SULLIVAN, EDWARD, Church of England clergyman and bishop; b. 18 Aug. 1832 in Lurgan (Northern Ireland), son of a Wesleyan Methodist minister; m. first c. 1860 Mary Hutchinson in London, Upper Canada; m. secondly 24 Oct. 1866 Frances Mary Renaud in Peterborough, Upper Canada, and they had two sons, including Edward Alan*, and three daughters; d. 6 Jan. 1899 in Toronto.
The available information on Edward Sullivan’s early life is sketchy, but it seems that his mother died when he was quite young. After attending schools in Bandon and Clonmel (Republic of Ireland), he entered Trinity College, Dublin, in 1852 and graduated ba in 1858. While in Dublin he came under the influence of Charles Fleury, a priest of the Church of Ireland who conducted a Bible class which was attended by large numbers of young men. The circumstances of his confirmation in the Anglican communion are unknown; possibly it took place at this time. In 1858 Fleury returned from a visit to Upper Canada and told of the need for missionary clergy in the new diocese of Huron. Sullivan, John Philip DuMoulin*, and James Carmichael were among those who volunteered.
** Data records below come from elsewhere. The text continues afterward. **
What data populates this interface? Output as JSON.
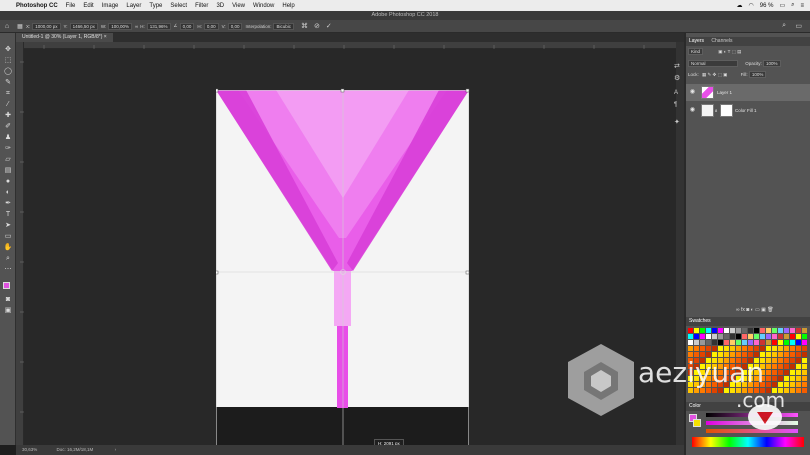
{
  "menubar": {
    "app_name": "Photoshop CC",
    "items": [
      "File",
      "Edit",
      "Image",
      "Layer",
      "Type",
      "Select",
      "Filter",
      "3D",
      "View",
      "Window",
      "Help"
    ],
    "battery": "96 %"
  },
  "window_title": "Adobe Photoshop CC 2018",
  "options_bar": {
    "x_value": "1000,00 px",
    "y_value": "1466,50 px",
    "w_value": "100,00%",
    "h_value": "131,96%",
    "angle": "0,00",
    "h_skew": "0,00",
    "v_skew": "0,00",
    "interpolation": "Bicubic"
  },
  "document_tab": "Untitled-1 @ 30% (Layer 1, RGB/8*) ×",
  "canvas": {
    "readout": "H: 2091 px"
  },
  "status": {
    "zoom": "30,63%",
    "doc_info": "Doc: 16,2M/18,1M"
  },
  "layers_panel": {
    "tabs": [
      "Layers",
      "Channels"
    ],
    "filter_kind": "Kind",
    "blend_mode": "Normal",
    "opacity_label": "Opacity:",
    "opacity_value": "100%",
    "lock_label": "Lock:",
    "fill_label": "Fill:",
    "fill_value": "100%",
    "layers": [
      {
        "name": "Layer 1",
        "selected": true
      },
      {
        "name": "Color Fill 1",
        "selected": false
      }
    ]
  },
  "swatches_panel": {
    "title": "Swatches"
  },
  "color_panel": {
    "title": "Color"
  },
  "watermark": {
    "text": "aeziyuan",
    "suffix": ".com"
  },
  "colors": {
    "magenta": "#e84ee8",
    "doc_bg": "#f4f4f4",
    "foreground": "#e052e0",
    "background": "#f5e000"
  }
}
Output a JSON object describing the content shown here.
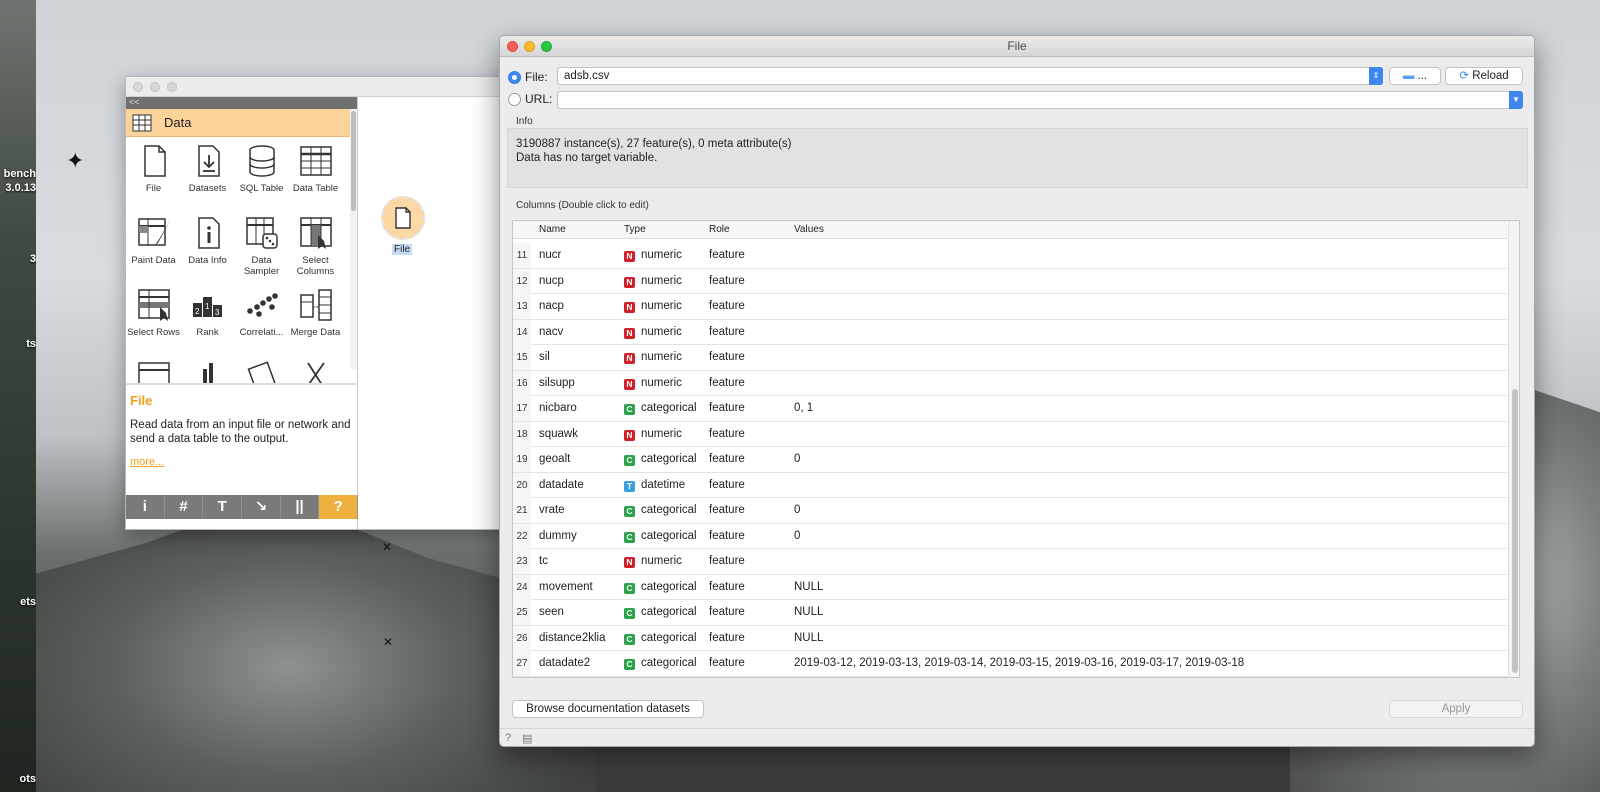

Sullivan was ordained deacon in Upper Canada in December 1858. The following June he was priested by Benjamin Cronyn*, the bishop of Huron. After four years as a curate at St George’s Church in London Township, and six as assistant to William Bennett Bond* at St George’s Church in Montreal, in 1868 Sullivan was appointed rector of Trinity Church in Chicago. There he was spoken of as one of the most notable of an outstanding succession of clergymen, “a remarkable man with a strong and forceful personality.” A militant low churchman, he fought successfully against the election of George Franklin Seymour as bishop of Illinois in 1876, and for his efforts he received an honorary std from the University of Chicago.
In 1879 Sullivan returned to Montreal to become rector of St George’s, and three years later he was elected and consecrated the second bishop of Algoma, succeeding Frederick Dawson Fauquier*. The diocese, which had been founded in 1873, consisted of a vast area in northern Ontario from the head of Lake Superior to the Muskoka region north of Toronto, and much of it was undeveloped. Like his predecessor, Sullivan travelled from end to end of the territory, making his headquarters at Sault Ste Marie. Initially there were few railway lines, and journeys were often by buggy, boat, or snowshoe. In order to make water travel easier he purchased a yacht which had belonged to the Prince of Wales and learned to sail.
The financial problems of Algoma on Sullivan’s accession were great. Money was urgently needed to build churches and mission houses and to pay the clergy who would occupy them. Moreover, the endowments available in older dioceses, such as those for episcopal support, widows and orphans of clergy, and pensions for clergy, were almost completely lacking in Algoma. Like many bishops of his generation, Sullivan became a “mitred mendicant” and spent much time appealing for donations during extended tours of the United Kingdom. His speaking ability and charisma were of great help, and he gathered large sums, $6,000 on one tour in 1888. Thanks to his efforts, all the diocesan endowments improved markedly during his episcopate.
Of no less importance to Sullivan was the need to recruit clergy for the expanding population of the diocese as settlement moved northward. Unfortunately, the often primitive conditions caused many clergy to leave after a few years for easier parishes in the south, and Sullivan was constantly forced to seek out promising men. Despite these difficulties, the number of missionaries increased from 15 to 26 during his term. While he did not duplicate the success of Fauquier among the Indians in the diocese, he managed to establish two Indian schools.
In 1892 a financial crisis and the resignation of the head of the Indian schools, Edward Francis Wilson*, combined with the years of travel and constant work to cause Sullivan to suffer a nervous breakdown. After a leave of absence convalescing in southern France, he resumed his duties in August 1893, but his health continued to deteriorate. Despite further trips to France, he never fully recovered, and in September 1896 he resigned his see. As a tribute to his abilities he was appointed rector of St James’ Cathedral in Toronto, but he held this position for only two years before his death on 6 Jan. 1899.
Representative Church Body Library (Dublin), File information on Edward Sullivan. Trinity College Library,